It’s Thanksgiving week and like many Americans, we’ll be cooking up a huge feast with turkey and all the fixings at our house. As I think about that once-per-year process of browning the perfect bird, I’m reminded of how much better the results turn out when I follow a recipe …and how some of my worst Thanksgiving kitchen disasters have come when I tried “winging it”. (Ask my wife or kids about sourdough stuffing…)
Cookin’ Up Change: I’ve experienced a similar cause-and-effect scenario in my work as a Change Agent. I’ve had consistent success when I follow a proven recipe for building stakeholder readiness. I’ve also faced some tough challenges when I dove into the classic tasks of change-related communication and training without gently blending in a few more subtle ingredients like capability and motivation.
In honor of the feasting season, allow me to offer my recipe for building stakeholder readiness.
The Ingredient List: Throughout the process of building readiness, you will need significant measures of the following ingredients within your stakeholder community:
- a cup running over with Knowledge
- a complete measure of Skill
- an extra helping of Capability
- and more than a dash of Motivation
Knowledge is King: Let me start with my layman’s definition of knowledge as it relates to the art of guiding change. I consider Knowledge of the Change to be defined as:
Awareness of the Change is exactly what it sounds like. It’s the basic reception of your message that change is coming. But awareness includes more than the simple delivery of information to your stakeholders. It also requires a tangible degree of feedback or acknowledgment from the intended targets to verify that the message has been received.
You can count on this feedback to include some questions, and that leads to the second component of knowledge…
Understanding of the Change: Understanding is quite a bit more involved than simple awareness. It includes knowing the core concepts behind the change and internalizing the basic facts about your change such as:
- who is involved,
- what processes are impacted,
- when things will happen
- and how to prepare.
Context Closes the Deal: The heart of the process for building stakeholder knowledge of your change is true dialogue. The ideal result of that dialogue is that people can place the change into context. Through the give-and-take of you sharing information and them asking questions, stakeholders will gradually internalize the meaning of your change from their frame of reference.
Summary: Knowledge of your change is more than sending out communication. It involves gathering the details, sending out information and gathering feedback using a process of true dialogue.
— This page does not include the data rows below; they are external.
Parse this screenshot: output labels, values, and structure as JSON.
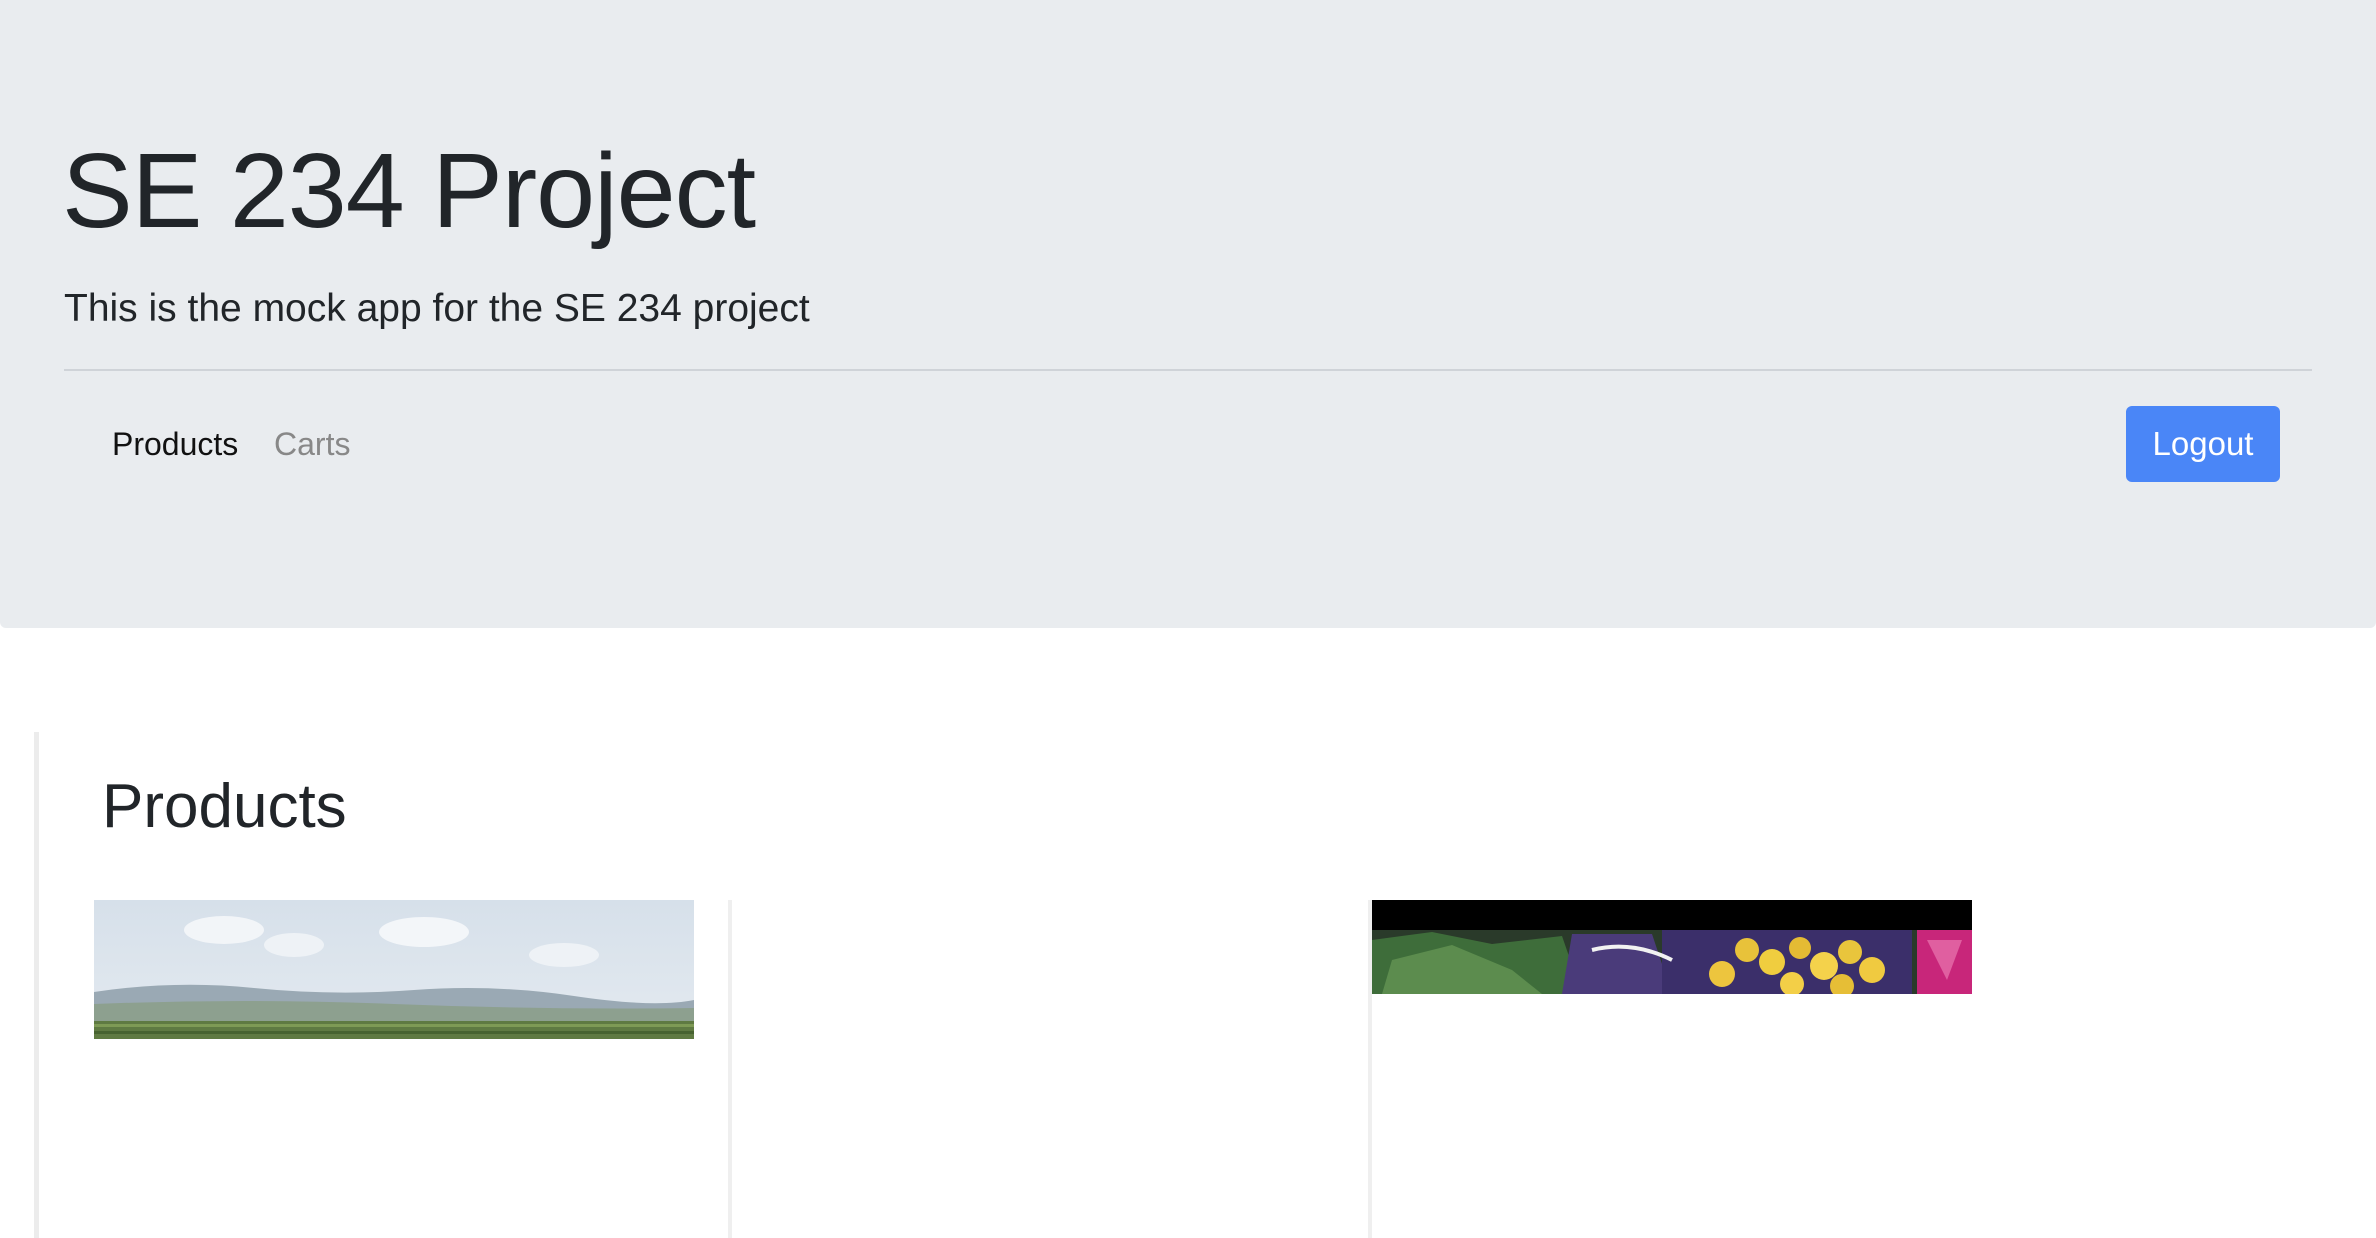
{
  "header": {
    "title": "SE 234 Project",
    "subtitle": "This is the mock app for the SE 234 project"
  },
  "nav": {
    "items": [
      {
        "label": "Products",
        "active": true
      },
      {
        "label": "Carts",
        "active": false
      }
    ],
    "logout_label": "Logout"
  },
  "main": {
    "heading": "Products"
  },
  "colors": {
    "jumbotron_bg": "#e9ecef",
    "primary": "#4a86f7",
    "muted_link": "#888888"
  }
}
This back-and-forth is critical because it helps stakeholders begin to “own” the change and see their own path to adopting it or rejecting it.
In my next article I’ll stir in the second ingredient for stakeholder readiness: Skill.
Question for Chatter:
- Have you been involved in a horror story where information was sent out about an upcoming change without the sender circling back to gather feedback on how that message was received?